Kauai Hau Kuahiwi
Kauai Hau Kuahiwi
|Listed||April 29, 1986|
|Description||Small tree, grows up to 18 ft (5.5 m);has heart-shaped leaves, smooth bark, and greenish-yellow flowers.|
|Habitat||Open dryland forest on Kauai.|
|Threats||Agricultural development, human activities, feral goats, non-native plant species, catastrophic disturbances.|
The Kauai hau kuahiwi is a small tree, growing up to 18 ft (5.5 m) tall. It has green, heart-shaped foliage densely covered with star-like hairs, smooth bark, and 1 in (2.5 cm) long, greenish-yellow flowers that turn a maroon color as they age.
The natural habitat of the Kauai hau kuahiwi is open dryland forest on the island of Kauai.
This species occurs on Kauai, which is the most northwestern (and geologically oldest) island in the Hawaiian archipelago.
The Kauai hau kuahiwi was only discovered and named by botanists in 1972. It was probably relatively widespread and abundant in the dryland forests of Kauai. Its natural habitat has, however, been severely reduced in area by agricultural development and other human activities. The Kauai hau kuahiwi is now a critically endangered species (as are other species of Hibiscadelphus and most other native plants of Hawaii).
The endangered Kauai hau kuahiwi is now confined in the wild to only 200 sq m, or 2,000 sq ft (0.02 hectare) of remnant habitat on a particular steep, rocky bluff in a canyon at an elevation of about 1,150 ft (350 m). In 1986, only 10 mature plants and some seedlings occurred at this single, wild site, located in a state-owned forest reserve. Such a small, isolated population is extremely vulnerable to extinction caused by a catastrophic disturbance. In addition, large herds of feral, non-native goats are maintained within the forest reserve as stock for hunting. These voracious herbivores browse within the canyon where the endangered Kauai hau kuahiwi survives, and they trample and eat seedlings of the rare plant and destroy other native vegetation.

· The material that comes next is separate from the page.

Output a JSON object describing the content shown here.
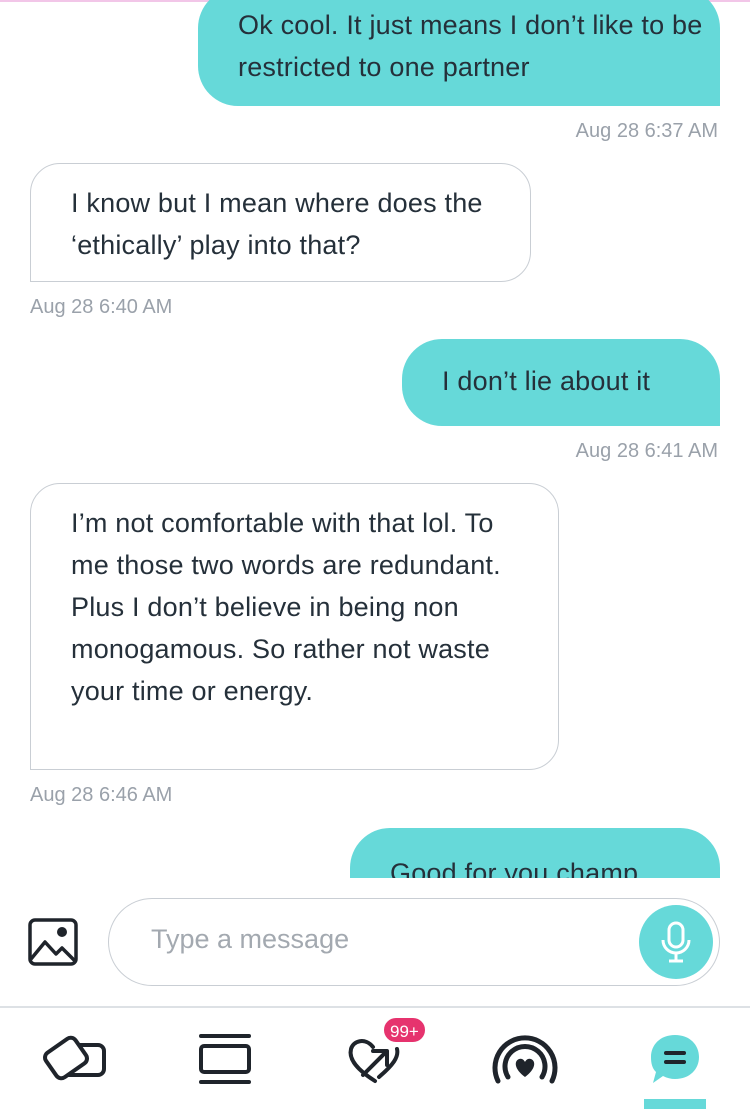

This also allows non-indigenous species of plants to penetrate the community, potentially leading to habitat changes that the Kauai hau kuahiwi will be unable to tolerate. In fact, non-native species of plants are already abundant within the single residual habitat of this critically endangered plant. The Kauai hau kuahiwi is also threatened by unauthorized collecting of specimens, vandalism, physical damages associated with hiking, and accidental wildfire.
Conservation and Recovery
The U. S. Fish and Wildlife Service is preparing a management plan that will increase protection for the critically endangered Kauai hau kuahiwi. Measures such as fencing of its small area of wild habitat have been contemplated, but may not be implemented because they could draw attention to the critical site, and perhaps attract collectors or vandals. Unrestricted hunting of goats would be useful; to deplete their populations and reduce their feeding pressure on the Kauai hau kuahiwi and other endangered species. Artificial propagation of the Kauai hau kuahiwi is being investigated, with the eventual goal of increasing its populations in the wild and in captivity.
U. S. Fish and Wildlife Service
Regional Office, Division of Endangered Species
Eastside Federal Complex
911 N. E. 11th Ave.
Portland, Oregon 97232-4181
U. S. Fish and Wildlife Service. 1996. "Recovery Plan for Hibiscadelphus distans." U. S. Fish and Wildlife Service, Portland, OR. 42 pp.